Sydney radio host Alan Jones - who made comments attacking NZ Prime Minister Jacinda Ardern - has resigned.

Alan Jones. Photo: Getty.
Alan Jones. Photo: Getty.

The outspoken 2GB broadcaster announced his exit to breakfast show listeners on Tuesday morning.

He said he would wrap up broadcasting on May 29.

Jones' announcement was unexpected, as the shock jock had re-signed a two-year contact with 2GB's owner Nine Radio.

"I'm not retiring, I'm just retiring from radio," Jones said to listeners.

Last year, Jones lost the radio station advertising dollars after calling New Zealand Prime Minister Jacinda Ardern "a complete clown".

Jones drew flak from all quarters after telling his listeners Australian Prime Minister Scott Morrison should "shove a sock down the throat" of Ardern.

Jones had taken umbrage after he thought Ardern had been critical of Australia's efforts to tackle climate change.

Ardern told New Zealand media she would not dignify Jones' comments with a response and Morrison leapt to his transtasman counterpart's defence.

Morrison said the comments were "very disappointing".

"I have two daughters, so you can expect that's how I would feel personally about it."

Jones later apologised to Ardern, saying he never intended to suggest any violence towards her when he said he wanted to "shove a sock down [her] throat".

"I had meant to say 'put a sock in it' and my actual words were taken literally by some who took offence on your behalf," he said in a letter to Ardern, released to the Herald under the official information act (OIA).

In the letter to Ardern, Jones said: "I was speaking about Australia's contribution to climate change; on this issue, my views differ significantly from yours."

He said that he had clarified on his show that the comments were not meant to be violent.

"While I may disagree with your stance on climate change, I would never wish any harm to you.

"My sincerest apologies and please know I wish you and your family only the best."

Local trusted journalism matters - now more than ever

As the Covid-19 pandemic brings the world into uncharted waters, Star Media journalists and photographers continue to report local stories that matter everyday - yours.

For more than 152 years our journalists have provided Cantabrians with local news that can be trusted. It’s more important now than ever to keep Cantabrians connected.

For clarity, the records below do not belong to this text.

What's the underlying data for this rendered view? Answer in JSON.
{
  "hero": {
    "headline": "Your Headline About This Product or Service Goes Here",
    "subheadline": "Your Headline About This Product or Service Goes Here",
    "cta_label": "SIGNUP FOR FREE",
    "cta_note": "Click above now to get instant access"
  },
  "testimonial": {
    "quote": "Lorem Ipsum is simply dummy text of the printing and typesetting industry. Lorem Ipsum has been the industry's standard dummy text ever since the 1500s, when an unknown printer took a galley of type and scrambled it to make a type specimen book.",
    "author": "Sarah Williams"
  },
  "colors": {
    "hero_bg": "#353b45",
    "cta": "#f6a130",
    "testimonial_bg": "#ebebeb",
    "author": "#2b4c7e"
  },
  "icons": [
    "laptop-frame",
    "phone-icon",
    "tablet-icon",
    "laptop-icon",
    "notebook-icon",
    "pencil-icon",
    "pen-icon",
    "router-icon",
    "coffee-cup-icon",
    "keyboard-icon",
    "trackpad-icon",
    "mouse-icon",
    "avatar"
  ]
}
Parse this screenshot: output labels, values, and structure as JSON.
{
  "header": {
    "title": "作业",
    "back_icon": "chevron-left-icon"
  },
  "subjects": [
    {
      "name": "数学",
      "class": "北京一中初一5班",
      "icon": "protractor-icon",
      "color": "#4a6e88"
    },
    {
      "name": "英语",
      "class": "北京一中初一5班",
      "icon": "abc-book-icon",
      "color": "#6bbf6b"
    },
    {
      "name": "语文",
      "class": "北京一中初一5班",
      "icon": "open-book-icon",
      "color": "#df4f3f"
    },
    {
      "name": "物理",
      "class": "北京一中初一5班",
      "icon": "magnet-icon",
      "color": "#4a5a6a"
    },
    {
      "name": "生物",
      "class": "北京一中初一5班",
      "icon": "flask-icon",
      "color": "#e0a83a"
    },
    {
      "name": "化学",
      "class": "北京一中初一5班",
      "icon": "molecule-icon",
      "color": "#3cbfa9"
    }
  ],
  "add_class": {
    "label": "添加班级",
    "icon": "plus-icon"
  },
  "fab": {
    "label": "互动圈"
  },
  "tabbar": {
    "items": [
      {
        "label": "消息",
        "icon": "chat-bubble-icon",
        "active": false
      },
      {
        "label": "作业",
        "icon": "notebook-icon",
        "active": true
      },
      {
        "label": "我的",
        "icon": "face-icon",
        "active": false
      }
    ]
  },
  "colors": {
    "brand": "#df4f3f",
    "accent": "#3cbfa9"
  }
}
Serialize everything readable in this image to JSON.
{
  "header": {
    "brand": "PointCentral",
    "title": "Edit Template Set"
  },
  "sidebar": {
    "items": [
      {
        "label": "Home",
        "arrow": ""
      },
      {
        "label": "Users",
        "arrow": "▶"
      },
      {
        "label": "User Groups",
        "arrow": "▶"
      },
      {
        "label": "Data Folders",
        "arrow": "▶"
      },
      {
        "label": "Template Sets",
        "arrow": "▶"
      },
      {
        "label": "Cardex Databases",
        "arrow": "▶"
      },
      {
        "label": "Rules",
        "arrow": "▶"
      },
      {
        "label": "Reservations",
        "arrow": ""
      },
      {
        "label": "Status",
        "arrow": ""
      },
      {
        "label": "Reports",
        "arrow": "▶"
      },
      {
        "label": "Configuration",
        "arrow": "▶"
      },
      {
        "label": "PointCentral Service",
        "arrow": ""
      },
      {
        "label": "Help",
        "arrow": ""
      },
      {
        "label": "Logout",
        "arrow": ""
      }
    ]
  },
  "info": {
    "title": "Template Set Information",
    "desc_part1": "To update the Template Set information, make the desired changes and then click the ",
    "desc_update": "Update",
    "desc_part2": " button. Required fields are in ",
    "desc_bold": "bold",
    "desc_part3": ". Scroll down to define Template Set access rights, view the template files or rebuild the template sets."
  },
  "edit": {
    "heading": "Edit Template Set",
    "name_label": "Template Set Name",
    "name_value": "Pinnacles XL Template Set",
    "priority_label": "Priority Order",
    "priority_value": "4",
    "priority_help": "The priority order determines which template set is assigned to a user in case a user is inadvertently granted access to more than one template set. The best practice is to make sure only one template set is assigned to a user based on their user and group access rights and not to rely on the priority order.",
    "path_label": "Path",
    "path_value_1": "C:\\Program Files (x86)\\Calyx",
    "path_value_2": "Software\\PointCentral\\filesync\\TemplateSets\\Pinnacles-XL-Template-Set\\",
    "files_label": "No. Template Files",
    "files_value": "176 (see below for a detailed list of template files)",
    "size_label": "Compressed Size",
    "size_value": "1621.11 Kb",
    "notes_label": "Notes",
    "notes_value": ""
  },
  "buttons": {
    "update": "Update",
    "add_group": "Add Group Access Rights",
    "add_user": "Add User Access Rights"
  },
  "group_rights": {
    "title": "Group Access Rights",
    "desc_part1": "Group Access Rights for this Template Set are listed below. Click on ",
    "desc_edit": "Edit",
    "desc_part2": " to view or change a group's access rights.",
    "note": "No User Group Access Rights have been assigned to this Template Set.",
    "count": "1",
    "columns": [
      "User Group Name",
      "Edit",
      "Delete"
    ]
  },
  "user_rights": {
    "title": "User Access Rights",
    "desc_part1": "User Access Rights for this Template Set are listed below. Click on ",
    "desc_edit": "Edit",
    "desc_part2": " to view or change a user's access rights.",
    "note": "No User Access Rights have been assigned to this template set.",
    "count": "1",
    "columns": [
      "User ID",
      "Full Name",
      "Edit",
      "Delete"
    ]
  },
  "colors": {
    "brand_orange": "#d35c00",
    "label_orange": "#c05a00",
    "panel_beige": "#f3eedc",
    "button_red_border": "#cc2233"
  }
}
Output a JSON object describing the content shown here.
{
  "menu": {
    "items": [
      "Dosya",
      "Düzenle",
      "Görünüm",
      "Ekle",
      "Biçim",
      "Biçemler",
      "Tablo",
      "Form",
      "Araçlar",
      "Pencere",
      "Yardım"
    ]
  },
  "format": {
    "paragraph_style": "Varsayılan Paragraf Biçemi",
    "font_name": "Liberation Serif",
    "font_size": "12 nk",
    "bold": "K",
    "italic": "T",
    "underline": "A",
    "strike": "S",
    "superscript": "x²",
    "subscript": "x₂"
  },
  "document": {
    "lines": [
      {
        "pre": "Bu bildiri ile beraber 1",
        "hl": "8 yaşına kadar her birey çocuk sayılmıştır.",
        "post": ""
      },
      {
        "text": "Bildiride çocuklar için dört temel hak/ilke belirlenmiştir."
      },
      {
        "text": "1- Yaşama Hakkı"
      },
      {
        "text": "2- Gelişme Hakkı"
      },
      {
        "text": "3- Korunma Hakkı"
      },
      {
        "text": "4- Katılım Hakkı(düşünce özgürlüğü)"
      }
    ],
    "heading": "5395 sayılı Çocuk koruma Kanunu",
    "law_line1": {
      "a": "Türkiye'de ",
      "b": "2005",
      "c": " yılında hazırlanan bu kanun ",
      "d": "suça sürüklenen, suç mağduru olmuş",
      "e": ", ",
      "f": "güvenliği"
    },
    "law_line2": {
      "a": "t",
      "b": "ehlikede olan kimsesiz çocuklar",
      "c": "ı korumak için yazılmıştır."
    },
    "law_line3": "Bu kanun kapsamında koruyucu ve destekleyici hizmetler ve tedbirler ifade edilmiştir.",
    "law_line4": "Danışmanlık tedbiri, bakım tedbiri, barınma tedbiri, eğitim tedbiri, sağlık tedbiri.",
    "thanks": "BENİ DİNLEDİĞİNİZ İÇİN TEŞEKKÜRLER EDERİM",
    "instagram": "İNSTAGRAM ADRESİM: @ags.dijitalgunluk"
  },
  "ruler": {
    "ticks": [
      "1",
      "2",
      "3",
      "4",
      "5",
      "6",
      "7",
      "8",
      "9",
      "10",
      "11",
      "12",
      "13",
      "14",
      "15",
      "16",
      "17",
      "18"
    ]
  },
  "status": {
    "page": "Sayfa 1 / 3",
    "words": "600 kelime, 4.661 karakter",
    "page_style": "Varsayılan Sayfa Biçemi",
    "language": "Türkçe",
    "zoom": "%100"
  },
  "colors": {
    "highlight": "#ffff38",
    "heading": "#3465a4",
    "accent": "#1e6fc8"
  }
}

As our advertising has fallen during the pandemic, support from you our reader is crucial.

You can help us continue to provide local news you can trust simply by becoming a supporter.

Become a Supporter